Cyber security affects every aspect of modern life, from personal emails to identity information, corporate payrolls, or even national intelligence secrets. Within the oil and gas industry, cybercrime such as data breaches can cause major threats to organizations. Supervisory Control and Data Acquisitions (SCADA) and Drilling Control Systems (DCS) are two control systems that are critical to the infrastructure of the oil and gas industry. Originally designed to be in physically secured, isolated areas, these systems must now be integrated with IT networks. This integration, along with the increased use of commercial off the shelf components (COTS), like USB drives and Windows, has decreased the isolation of SCADA and DCS, thus increasing vulnerability to attacks.
Drilling with casing is not a new concept; it has been used in the mining and water-well industries  for many years. However, modifying the tools and materials for oilfield use and extending drilling depth beyond a few thousand feet is new. This new approach, called Casing Drilling TM, was developed  and field tested  and culminated in a successful demonstration to 9,500 ft early in 2002 in South Texas by Tesco Corp. and its partner, Conoco. The demonstration was the result of 5 years of development that included development of tools for directional drilling. The demonstration resulted in an actual overall drilling time reduction of 17.5% and a potential for as much as a 33% reduction.
Reservoir geophysics should aggressively take advantage of data from boreholes that are very close to the target itself, not just for correlating seismic data to the well but also using those wells for the collection of novel geophysical data from below the noisy surface or weathered zone. New techniques for acquisition of seismic data from wellbores are available, and should become routine tools in the arsenal of the reservoir geophysicist. Sonic logging has become routine, and the collection of compressional and shear velocities in fast and slow formations is more-or-less straightforward, particularly with the use of dipole sonic tools and waveform processing. The application of modified sonic-logging tools for imaging near the wellbore is not routine but has been demonstrated in several cases; research and development continues in this area. Modern sonic logging tools can provide a good measure of compressional and shear velocities, values that are required for calibrating seismic data at wells and for the investigation of lithology and fluid content from seismic data.

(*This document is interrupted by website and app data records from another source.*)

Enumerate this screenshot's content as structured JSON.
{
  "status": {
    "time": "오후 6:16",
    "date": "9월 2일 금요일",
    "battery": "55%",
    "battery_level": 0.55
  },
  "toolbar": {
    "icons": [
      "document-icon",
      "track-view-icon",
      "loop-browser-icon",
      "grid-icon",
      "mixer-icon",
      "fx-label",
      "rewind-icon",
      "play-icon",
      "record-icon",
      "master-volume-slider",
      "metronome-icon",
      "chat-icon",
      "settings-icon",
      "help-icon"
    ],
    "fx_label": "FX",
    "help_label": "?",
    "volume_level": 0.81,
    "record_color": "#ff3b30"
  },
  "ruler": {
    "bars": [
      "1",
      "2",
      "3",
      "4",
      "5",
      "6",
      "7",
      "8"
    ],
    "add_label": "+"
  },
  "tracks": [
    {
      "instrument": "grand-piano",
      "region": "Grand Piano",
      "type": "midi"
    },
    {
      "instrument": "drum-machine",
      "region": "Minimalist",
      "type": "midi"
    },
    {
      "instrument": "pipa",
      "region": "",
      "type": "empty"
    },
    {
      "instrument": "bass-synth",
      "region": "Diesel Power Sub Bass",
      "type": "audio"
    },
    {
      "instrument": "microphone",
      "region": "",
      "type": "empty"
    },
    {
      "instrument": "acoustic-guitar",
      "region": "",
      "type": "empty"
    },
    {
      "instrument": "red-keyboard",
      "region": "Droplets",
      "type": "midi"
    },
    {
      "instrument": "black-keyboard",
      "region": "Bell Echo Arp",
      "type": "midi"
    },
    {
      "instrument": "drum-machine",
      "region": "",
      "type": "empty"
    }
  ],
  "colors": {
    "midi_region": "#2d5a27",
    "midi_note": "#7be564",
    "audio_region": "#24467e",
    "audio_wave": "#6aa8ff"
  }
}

Biological monitoring is the continued examination of biological specimens taken from a specific environment to identify any human-caused issues. In the oil and gas industry, biological monitoring programs provide important data for decision making and to ensure the protection of resources and ecosystems. To evaluate ecosystems, flora, fauna, arthropods, birds, small mammals, and other species are examined within specific sampling zones to determine the effect on their respective habitats and density within those habitats. Tissue samples are analyzed to determine the effect of chemicals on specific species. Air, water, and soil samples are tested for signs of environmental toxicity. Based on findings from data collected, a plan is then created to prevent potential or further damage to the zones affected by the drilling area.